With the continuing cold weather here in the North Country, it might feel like we're in Antarctica, but Parishville-Hopkinton biology teacher Glenn Clark has one on us in that regard. Clark returns to the North Country later this week after nearly two months in the real Antarctica; he was one of 17 teachers selected from across the country to work with the Arctic Research Consortium's PolarTREC program, studying climate change.

Clark lived and worked aboard the RV Palmer, an ice breaker research vessel near the Totten Glacier System on the eastern Antarctica coast, one of the most remote, uncharted regions of the world.
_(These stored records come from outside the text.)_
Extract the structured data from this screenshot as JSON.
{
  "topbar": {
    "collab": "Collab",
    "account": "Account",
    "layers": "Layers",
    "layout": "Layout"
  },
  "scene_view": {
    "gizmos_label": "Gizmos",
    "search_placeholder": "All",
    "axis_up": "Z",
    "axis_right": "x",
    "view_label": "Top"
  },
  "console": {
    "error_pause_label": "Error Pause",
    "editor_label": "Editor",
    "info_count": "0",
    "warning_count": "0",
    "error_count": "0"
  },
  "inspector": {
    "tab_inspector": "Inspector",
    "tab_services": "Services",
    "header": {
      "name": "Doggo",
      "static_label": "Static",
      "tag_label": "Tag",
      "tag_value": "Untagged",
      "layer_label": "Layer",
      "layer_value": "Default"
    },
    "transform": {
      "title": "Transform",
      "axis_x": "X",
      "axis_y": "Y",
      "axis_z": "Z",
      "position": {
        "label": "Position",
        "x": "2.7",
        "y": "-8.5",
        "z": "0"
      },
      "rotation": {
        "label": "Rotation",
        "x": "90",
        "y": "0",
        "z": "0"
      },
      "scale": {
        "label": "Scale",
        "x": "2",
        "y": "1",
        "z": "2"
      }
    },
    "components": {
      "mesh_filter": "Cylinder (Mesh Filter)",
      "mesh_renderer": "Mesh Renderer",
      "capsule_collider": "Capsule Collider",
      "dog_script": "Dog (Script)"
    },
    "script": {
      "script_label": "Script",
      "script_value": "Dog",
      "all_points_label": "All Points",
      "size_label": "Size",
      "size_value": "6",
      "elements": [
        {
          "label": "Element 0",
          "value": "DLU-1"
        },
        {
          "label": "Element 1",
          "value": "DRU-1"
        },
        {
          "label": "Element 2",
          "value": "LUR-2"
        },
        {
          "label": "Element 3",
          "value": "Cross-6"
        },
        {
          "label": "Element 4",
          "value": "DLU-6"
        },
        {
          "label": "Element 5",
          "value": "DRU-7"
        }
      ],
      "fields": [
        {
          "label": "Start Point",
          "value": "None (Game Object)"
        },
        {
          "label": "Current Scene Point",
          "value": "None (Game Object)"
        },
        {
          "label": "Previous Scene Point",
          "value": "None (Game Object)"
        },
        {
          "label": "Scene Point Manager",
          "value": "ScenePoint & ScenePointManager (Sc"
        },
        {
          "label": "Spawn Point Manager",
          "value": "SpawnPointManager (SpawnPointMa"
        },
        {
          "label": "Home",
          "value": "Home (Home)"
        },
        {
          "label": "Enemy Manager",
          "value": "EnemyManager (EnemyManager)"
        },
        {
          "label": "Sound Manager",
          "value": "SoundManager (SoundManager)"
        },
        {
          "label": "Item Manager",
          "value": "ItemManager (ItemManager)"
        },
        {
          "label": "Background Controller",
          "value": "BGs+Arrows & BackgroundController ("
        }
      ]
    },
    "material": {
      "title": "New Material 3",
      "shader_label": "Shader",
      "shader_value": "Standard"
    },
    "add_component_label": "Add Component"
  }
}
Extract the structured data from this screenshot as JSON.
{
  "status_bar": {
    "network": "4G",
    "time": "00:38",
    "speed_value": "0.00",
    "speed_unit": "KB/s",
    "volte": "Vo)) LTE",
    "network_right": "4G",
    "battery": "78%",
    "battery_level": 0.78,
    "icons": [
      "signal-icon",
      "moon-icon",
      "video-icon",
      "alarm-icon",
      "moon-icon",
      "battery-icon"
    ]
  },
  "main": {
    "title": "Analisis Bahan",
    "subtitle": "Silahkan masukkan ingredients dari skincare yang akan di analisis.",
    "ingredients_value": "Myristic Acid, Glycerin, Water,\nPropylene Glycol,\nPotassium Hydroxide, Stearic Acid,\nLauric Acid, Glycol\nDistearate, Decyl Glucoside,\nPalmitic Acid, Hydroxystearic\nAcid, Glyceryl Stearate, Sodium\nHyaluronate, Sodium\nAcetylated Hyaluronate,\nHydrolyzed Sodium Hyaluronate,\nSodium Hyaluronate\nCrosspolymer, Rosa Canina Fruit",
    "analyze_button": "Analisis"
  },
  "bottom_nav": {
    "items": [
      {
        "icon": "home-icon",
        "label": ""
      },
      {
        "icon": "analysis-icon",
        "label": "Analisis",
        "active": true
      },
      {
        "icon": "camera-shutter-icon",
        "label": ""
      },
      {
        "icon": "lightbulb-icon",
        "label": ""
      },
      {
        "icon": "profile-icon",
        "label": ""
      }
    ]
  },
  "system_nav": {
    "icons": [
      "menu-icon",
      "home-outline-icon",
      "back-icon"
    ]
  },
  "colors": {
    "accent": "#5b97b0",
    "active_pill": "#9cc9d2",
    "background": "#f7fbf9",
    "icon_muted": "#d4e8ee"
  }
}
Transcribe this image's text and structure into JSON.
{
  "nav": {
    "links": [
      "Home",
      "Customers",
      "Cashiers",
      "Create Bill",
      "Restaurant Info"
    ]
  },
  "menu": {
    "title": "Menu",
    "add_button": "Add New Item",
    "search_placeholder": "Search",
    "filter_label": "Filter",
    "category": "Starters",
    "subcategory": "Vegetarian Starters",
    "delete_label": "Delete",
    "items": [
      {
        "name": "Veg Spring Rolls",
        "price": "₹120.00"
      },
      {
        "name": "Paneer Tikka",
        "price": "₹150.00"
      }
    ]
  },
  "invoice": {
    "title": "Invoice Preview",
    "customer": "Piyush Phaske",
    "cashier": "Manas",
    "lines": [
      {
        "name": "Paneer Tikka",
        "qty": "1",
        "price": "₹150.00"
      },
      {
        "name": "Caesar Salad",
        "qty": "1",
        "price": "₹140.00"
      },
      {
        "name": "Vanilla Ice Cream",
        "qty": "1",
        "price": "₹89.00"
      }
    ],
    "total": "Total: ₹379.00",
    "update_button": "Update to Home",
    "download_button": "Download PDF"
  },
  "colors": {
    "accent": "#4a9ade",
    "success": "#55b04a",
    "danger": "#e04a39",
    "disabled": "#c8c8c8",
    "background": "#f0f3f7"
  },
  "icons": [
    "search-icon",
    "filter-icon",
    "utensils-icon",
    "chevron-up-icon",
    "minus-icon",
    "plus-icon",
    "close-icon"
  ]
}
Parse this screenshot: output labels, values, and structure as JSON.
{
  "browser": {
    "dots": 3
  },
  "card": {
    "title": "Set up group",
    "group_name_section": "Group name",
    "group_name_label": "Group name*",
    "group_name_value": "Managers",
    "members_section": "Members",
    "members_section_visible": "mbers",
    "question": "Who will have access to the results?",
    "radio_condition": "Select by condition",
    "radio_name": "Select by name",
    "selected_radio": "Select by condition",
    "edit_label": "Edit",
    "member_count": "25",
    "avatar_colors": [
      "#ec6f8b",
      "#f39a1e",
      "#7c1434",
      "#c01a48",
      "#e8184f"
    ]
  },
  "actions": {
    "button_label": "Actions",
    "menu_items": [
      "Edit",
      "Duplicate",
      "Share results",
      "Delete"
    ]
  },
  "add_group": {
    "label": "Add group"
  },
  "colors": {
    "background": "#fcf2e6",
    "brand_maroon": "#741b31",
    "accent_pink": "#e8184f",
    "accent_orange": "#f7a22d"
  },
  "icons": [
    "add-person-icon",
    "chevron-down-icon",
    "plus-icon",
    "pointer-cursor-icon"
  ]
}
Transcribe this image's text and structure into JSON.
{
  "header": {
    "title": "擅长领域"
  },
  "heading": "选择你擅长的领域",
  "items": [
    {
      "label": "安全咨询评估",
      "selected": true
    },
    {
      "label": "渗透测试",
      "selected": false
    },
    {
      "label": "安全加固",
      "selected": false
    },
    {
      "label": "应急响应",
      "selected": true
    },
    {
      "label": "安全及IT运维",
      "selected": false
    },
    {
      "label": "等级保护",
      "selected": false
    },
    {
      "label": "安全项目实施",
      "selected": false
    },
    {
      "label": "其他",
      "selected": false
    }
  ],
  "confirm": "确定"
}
He's journaled about his experiences online, and spoken by phone with his students throughout the trip. Todd Moe caught up with him via satellite phone as the ship was heading north and he was packing up for the return trip (listen here.)  Go to full article
Traveling John returns to Sweden next month to complete his first solo album, after traveling around America.  He spent nearly 10 years with one of Sweden's biggest pop bands.  Photo courtesy John Dunsö
Traveling John returns to Sweden next month to complete his first solo album, after traveling around America. He spent nearly 10 years with one of Sweden's biggest pop bands. Photo courtesy John Dunsö

North Country is an inspiration for Swedish pop singer John Dunsö

Like a lot of Europeans, Swedish pop singer John Dunsö says he's amazed at the immensity of the American landscape. Dunsö visited the west coast last year and is living and writing new music during an artist residency in the North Country this month. He is the resident artist at Better Farm, a 65-acre sustainability campus in Redwood, NY.

Dunsö is the former guitarist in one of Sweden's biggest indie-pop bands, Billie the Vision and the Dancers. Now, he's recording his first solo album based on his travels across North and South America the last few years. "Rerun", one of the songs on his new album, is already a hit in his native Sweden.

Also known as Traveling John, Dunsö spoke with Todd Moe about how open space, physical work, solitude and big sandwiches help the creative process.  Go to full article

Listen: New Adirondack Treasure novel sets mystery, adventure on St. Lawrence

Cranberry Lake author Matthew Glavin loves a good mystery and a hunt for lost treasure. He and co-author Michael Dolan have released the second installment in the "Adirondack Treasure" series. This second novel, "Isle Royale", features a legendary treasure buried on an island in the St. Lawrence River during the French and Indian War, and terrorists who have smuggled a missile, with a super-EMT warhead, aboard a ship on the river.

Glavin told Todd Moe that he grew up in Syracuse, moved to the Adirondacks about four years ago, and has focused on local history and writing fiction.  Go to full article
Garden crop rotation can maintian soil fertility, reduce disease and increase yields. Photo: <a href="http://www.flickr.com/photos/57217144@N00/476016841/">Annie and John</a>, Creative Commons, some rights reserved
Garden crop rotation can maintian soil fertility, reduce disease and increase yields. Photo: Annie and John, Creative Commons, some rights reserved

Why rotate crops in your backyard garden?

Just like big farms, the backyard garden can benefit from rotating vegetable crops. Cornell Cooperative Extension Horticulturist Amy Ivy says small-scale crop rotation can minimize pests and disease and increase yields. Todd Moe spoke with Amy about deciding which crops to plant in the vegetable garden from one year to the next. She says a knowledge of vegetables and their botanical families is helpful.  Go to full article

« first   « previous 10   11-20 of 1959 stories   next 10 »   last »